What the exercise asks: Each line of the listing that contains "Ladeenergie" should be found and copied.
=== Begin Enclosure ===
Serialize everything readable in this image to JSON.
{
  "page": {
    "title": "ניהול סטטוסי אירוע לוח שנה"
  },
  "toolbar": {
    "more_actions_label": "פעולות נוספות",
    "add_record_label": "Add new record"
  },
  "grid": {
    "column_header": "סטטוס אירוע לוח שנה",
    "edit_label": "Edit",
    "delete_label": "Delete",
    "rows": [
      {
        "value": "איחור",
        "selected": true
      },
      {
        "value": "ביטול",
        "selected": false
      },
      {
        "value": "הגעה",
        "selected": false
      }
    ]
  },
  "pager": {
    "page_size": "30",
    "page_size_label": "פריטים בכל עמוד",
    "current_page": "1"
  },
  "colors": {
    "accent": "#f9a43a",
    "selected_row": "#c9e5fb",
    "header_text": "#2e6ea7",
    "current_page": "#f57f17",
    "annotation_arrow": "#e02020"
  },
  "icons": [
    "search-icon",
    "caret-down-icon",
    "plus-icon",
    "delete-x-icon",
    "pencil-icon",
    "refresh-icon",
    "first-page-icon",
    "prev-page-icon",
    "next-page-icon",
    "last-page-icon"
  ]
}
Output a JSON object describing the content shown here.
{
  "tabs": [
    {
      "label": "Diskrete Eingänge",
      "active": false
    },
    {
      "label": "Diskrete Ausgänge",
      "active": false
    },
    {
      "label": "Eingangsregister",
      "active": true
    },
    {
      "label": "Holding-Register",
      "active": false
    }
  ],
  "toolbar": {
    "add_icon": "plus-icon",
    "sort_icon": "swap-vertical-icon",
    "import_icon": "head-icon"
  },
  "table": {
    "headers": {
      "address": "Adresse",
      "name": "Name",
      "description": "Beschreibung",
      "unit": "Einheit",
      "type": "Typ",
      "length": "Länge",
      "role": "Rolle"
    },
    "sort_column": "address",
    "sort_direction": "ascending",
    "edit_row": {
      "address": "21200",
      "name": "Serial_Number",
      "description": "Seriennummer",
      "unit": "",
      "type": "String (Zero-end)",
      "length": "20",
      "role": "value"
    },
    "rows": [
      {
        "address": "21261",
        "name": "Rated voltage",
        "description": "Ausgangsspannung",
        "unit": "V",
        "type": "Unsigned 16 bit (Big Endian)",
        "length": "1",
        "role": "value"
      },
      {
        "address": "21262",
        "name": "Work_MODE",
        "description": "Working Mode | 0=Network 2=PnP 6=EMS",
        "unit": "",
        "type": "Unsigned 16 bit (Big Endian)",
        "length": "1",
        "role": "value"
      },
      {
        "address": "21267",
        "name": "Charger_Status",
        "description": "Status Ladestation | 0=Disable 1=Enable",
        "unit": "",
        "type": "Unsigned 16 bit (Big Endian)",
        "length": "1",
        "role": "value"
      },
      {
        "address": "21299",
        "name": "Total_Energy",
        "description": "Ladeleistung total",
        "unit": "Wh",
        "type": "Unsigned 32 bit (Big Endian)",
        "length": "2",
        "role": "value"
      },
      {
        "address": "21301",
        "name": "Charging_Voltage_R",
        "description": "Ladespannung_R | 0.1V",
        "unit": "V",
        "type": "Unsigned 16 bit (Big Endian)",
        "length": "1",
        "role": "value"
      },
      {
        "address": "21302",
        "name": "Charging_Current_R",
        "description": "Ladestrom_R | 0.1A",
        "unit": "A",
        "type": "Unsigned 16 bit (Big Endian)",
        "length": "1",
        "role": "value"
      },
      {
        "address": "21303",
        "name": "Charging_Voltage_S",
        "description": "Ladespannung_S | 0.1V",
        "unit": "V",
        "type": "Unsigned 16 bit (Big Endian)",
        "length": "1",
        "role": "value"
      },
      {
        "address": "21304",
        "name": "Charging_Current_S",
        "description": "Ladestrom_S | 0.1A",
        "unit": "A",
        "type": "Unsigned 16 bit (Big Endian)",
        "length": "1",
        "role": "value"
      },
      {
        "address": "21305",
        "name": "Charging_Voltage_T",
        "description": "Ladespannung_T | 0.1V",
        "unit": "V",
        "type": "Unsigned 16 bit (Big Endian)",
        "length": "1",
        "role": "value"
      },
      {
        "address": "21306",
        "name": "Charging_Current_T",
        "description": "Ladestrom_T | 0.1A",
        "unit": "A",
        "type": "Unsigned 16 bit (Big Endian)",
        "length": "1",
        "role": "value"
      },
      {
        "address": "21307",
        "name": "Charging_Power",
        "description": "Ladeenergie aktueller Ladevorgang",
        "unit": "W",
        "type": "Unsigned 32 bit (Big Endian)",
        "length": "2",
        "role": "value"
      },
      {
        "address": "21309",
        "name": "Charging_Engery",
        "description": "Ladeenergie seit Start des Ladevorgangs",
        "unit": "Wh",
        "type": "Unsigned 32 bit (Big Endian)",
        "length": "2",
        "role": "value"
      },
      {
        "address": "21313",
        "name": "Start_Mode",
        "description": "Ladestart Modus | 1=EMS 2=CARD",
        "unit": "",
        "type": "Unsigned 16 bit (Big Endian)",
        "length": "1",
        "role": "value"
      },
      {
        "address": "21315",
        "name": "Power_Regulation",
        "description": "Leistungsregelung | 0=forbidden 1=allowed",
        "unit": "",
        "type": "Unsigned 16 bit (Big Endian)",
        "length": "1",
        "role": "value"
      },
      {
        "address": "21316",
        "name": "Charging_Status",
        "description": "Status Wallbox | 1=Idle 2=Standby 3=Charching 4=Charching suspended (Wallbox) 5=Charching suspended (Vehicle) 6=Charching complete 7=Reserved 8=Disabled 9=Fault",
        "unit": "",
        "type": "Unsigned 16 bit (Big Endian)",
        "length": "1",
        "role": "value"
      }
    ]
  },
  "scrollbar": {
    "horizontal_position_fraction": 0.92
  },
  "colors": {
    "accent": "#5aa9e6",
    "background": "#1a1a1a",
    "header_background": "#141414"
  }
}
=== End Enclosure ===
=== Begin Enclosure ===
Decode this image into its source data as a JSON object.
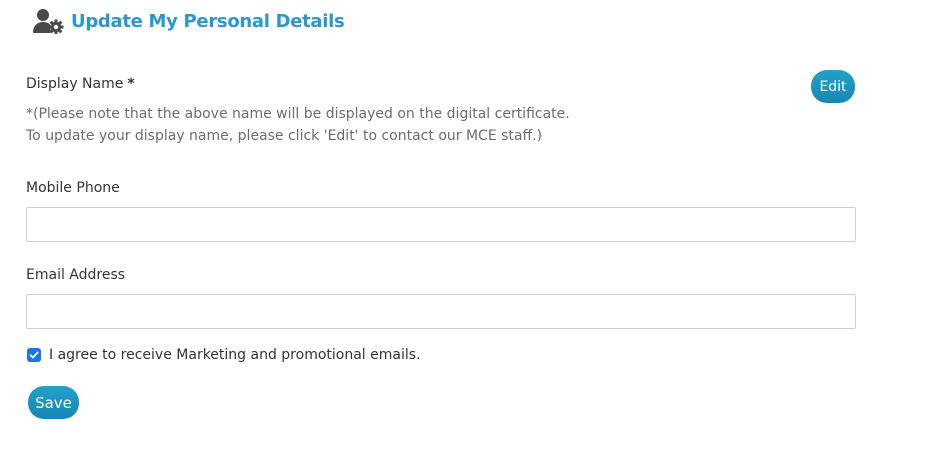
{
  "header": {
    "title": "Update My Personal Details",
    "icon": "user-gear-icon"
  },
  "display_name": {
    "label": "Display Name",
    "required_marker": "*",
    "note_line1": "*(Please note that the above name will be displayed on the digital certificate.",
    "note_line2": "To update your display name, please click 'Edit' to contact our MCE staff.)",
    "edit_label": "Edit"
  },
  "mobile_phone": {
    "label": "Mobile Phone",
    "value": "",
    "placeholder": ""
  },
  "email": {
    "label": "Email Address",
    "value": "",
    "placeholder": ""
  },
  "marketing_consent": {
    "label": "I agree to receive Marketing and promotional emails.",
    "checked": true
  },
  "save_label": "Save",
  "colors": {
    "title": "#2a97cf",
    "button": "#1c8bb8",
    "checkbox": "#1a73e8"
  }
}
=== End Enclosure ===
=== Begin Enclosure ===
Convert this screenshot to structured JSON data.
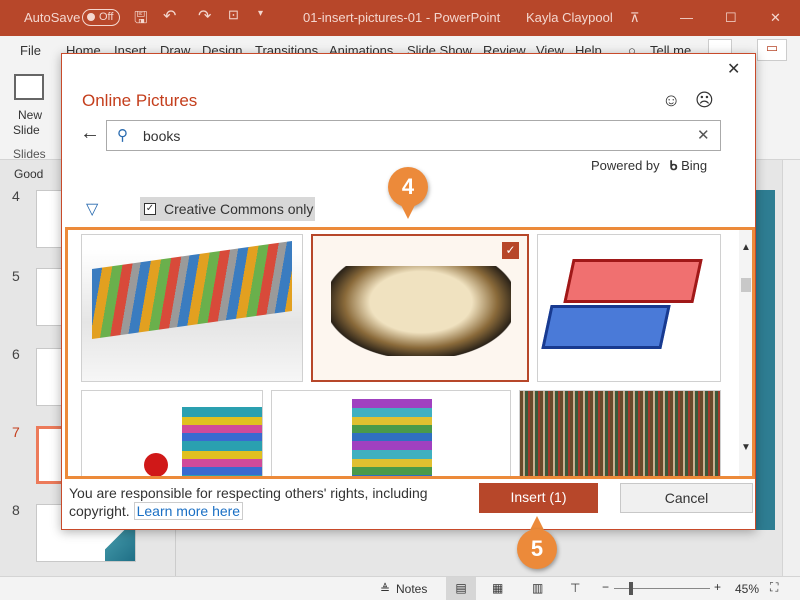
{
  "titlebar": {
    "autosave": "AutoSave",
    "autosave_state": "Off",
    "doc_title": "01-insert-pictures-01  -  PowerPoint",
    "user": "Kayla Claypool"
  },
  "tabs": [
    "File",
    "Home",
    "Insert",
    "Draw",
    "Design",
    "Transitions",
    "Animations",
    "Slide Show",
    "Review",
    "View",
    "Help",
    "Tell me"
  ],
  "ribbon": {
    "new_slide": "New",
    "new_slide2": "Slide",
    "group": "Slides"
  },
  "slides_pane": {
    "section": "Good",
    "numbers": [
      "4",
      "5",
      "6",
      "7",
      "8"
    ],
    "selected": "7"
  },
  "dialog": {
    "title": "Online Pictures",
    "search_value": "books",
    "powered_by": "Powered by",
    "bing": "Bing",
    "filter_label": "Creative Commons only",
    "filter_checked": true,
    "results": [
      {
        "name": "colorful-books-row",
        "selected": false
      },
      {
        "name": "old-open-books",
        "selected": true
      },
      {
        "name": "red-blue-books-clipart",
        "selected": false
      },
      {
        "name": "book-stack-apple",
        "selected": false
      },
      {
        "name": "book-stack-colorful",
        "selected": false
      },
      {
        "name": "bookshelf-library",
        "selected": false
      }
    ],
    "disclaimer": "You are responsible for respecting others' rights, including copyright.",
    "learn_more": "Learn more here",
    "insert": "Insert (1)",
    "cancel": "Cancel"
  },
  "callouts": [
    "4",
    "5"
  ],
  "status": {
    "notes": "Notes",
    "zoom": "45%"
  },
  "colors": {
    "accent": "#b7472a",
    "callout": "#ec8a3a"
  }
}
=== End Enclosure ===
Your response:
        "description": "Ladeenergie aktueller Ladevorgang",
        "description": "Ladeenergie seit Start des Ladevorgangs",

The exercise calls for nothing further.